Today has been an eventful day. The day started with the ruling from the European Court of Justice confirming the UK can unilaterally revoke the Article 50 notification (which started the negotiations officially) without any changes to the existing membership terms. In the afternoon, PM Theresa May announced the Brexit vote, which was scheduled to take place tomorrow night, would be postponed. The reason was that May was set to suffer a heavy defeat, as around 420 members of parliament would have rejected the deal according to media reports. During her statement, May said she wanted to get “further assurance” from the EU that the backstop solution to the Irish border issue is only temporary. While some hardliners will think Brexit would still not be hard or clean enough, it may persuade some of the softer hardliners and the supporting party DUP from Northern Ireland to vote in favour.
PM Theresa May did not set a date for the vote. She argued that she needs time to talk to her European peers. Under the EU Withdrawal Act the government must make a statement to the House of Commons no later than 21 January on how to proceed if no deal is reached. The question is whether this has already been reached, as May already has presented a deal although not ratified yet. Close to 21 January seems like the earliest date for a vote, at the time of writing. Donald Tusk tweeted the EU27 leaders will discuss Brexit on Thursday to “discuss how to facilitate UK ratification” but that the EU “will not renegotiate the deal, including the backstop”.
What will happen from here? Well, basically things have not changed much from our preview released on Sunday, as she would have most likely lost the vote anyway. We still have sympathy for the idea that the deal may pass eventually but it is not a high conviction call. It is a big gamble for the hardliners to vote against it, as May’s deal is probably the hardest possible Brexit on the table right now (no majority for no deal Brexit in Parliament). Some Labour MPs will probably also soon realise that the dream of snap elections is dead and that Labour’s official stance on Brexit is unrealistic, as the EU would never accept it. The later the vote in the House of Commons is held, the harder it is for the politicians to reject it, because time would be limited to shift course unless the EU27 extends Article 50. While the probability of a no deal Brexit probably rose again today, the overall probability remains low, in our view, as there is no majority for it in the House of Commons. The probabilities of a Norway-style or second EU referendum have increased.

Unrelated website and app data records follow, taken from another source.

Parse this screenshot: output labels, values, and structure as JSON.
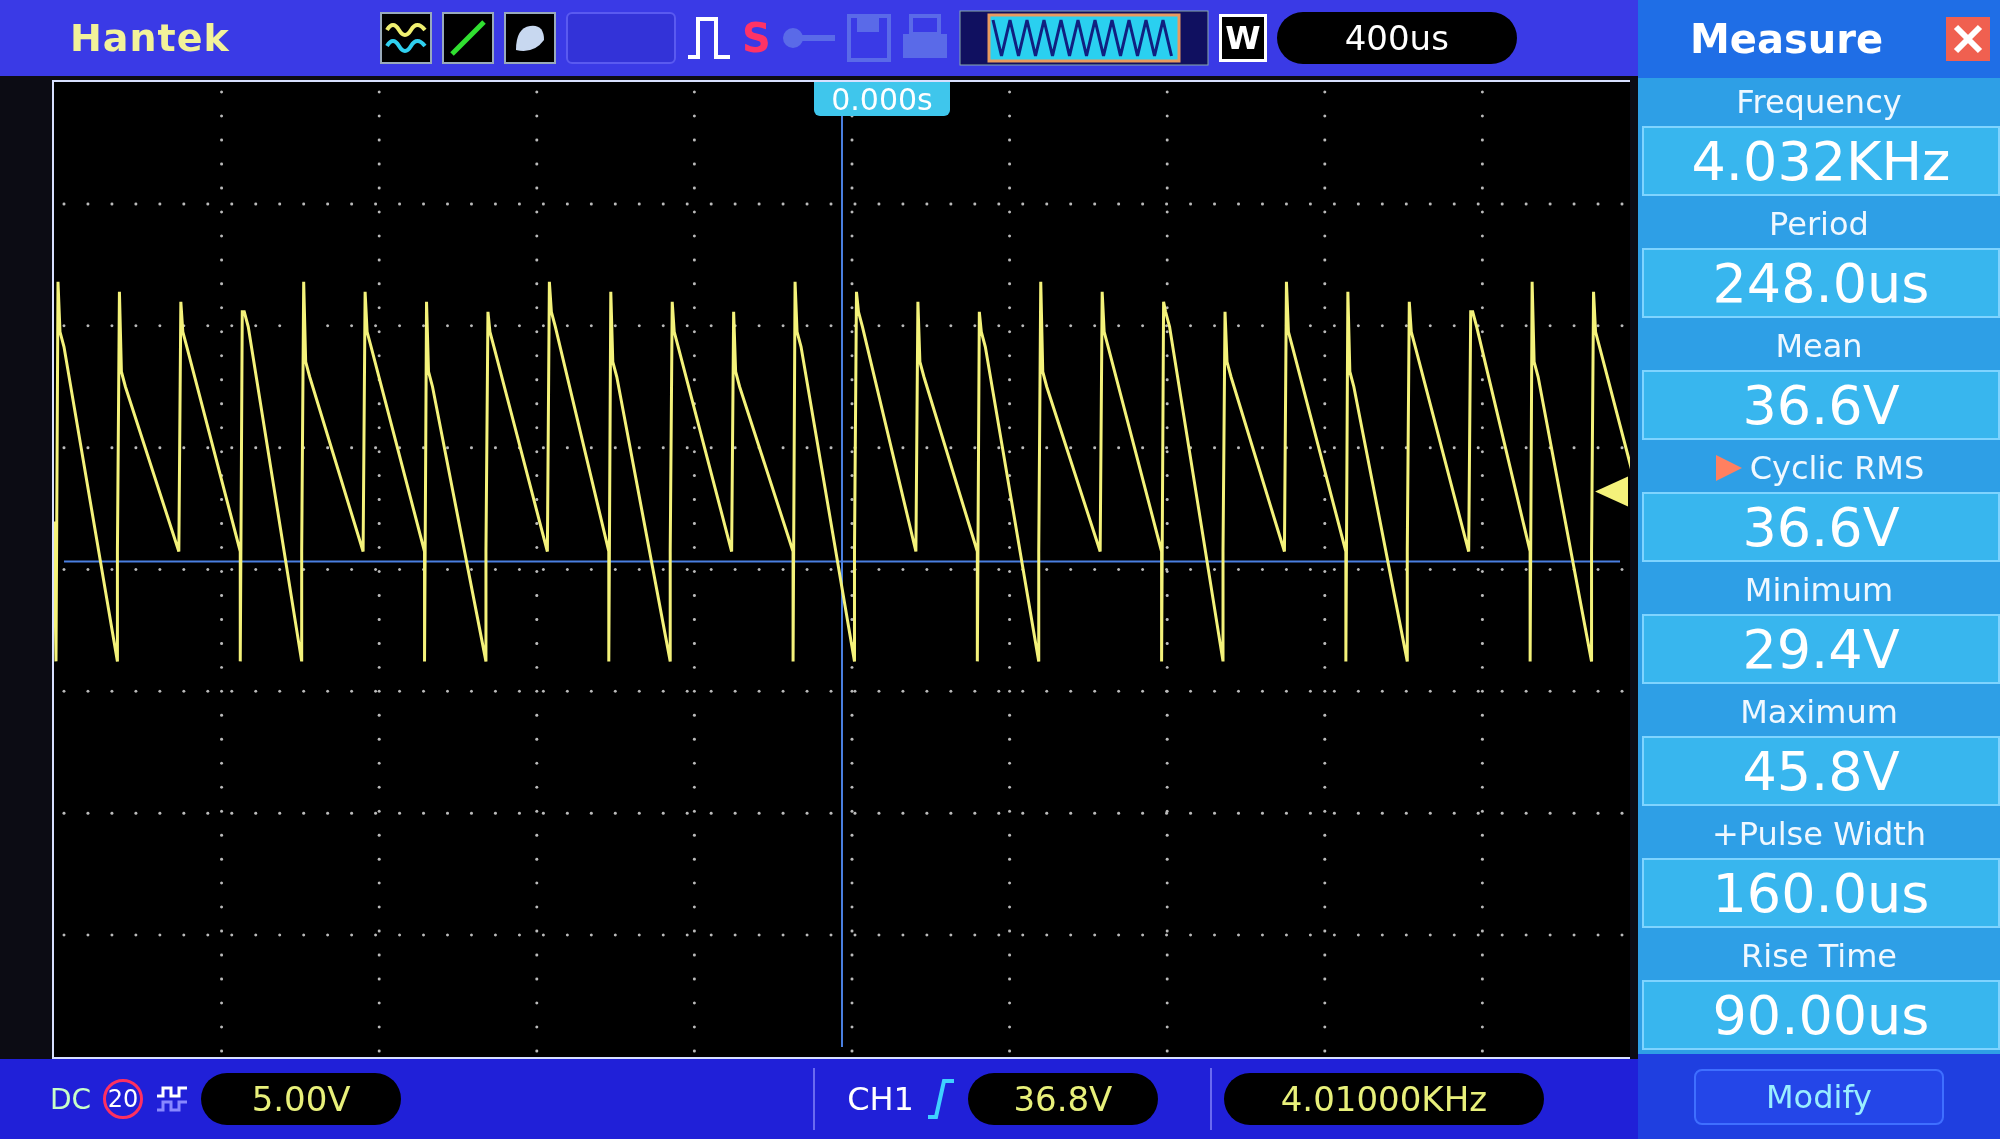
{
  "top_bar": {
    "brand": "Hantek",
    "run_status": "S",
    "zoom_key": "W",
    "timebase": "400us"
  },
  "plot": {
    "trigger_position": "0.000s"
  },
  "measure_panel": {
    "title": "Measure",
    "measurements": [
      {
        "label": "Frequency",
        "value": "4.032KHz",
        "selected": false
      },
      {
        "label": "Period",
        "value": "248.0us",
        "selected": false
      },
      {
        "label": "Mean",
        "value": "36.6V",
        "selected": false
      },
      {
        "label": "Cyclic RMS",
        "value": "36.6V",
        "selected": true
      },
      {
        "label": "Minimum",
        "value": "29.4V",
        "selected": false
      },
      {
        "label": "Maximum",
        "value": "45.8V",
        "selected": false
      },
      {
        "label": "+Pulse Width",
        "value": "160.0us",
        "selected": false
      },
      {
        "label": "Rise Time",
        "value": "90.00us",
        "selected": false
      }
    ],
    "button": "Modify"
  },
  "bottom_bar": {
    "coupling": "DC",
    "bandwidth_limit": "20",
    "volts_per_div": "5.00V",
    "trigger_source": "CH1",
    "trigger_level": "36.8V",
    "trigger_frequency": "4.01000KHz"
  }
}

In our main scenario, we still expect a ‘decent’ Brexit and we maintain the long-held view that EUR/GBP will break lower towards 0.83 when we get more clarification. But as we argued in our preview, Brexit will probably remain unresolved when we enter 2019, which should keep EUR/GBP volatile and range-bound for a prolonged period.
On Sunday, we raised our 1M EUR/GBP forecast to 0.88 (from 0.84 previously) and raised our 3M target to 0.87 (previously 0.83), as the big break lower may not materialise in the coming months. We stress, however, that we see risk skewed to the downside relative to our 3M target in case Brexit is finalised within the next three months. We have kept our 6-12M forecast unchanged at 0.83.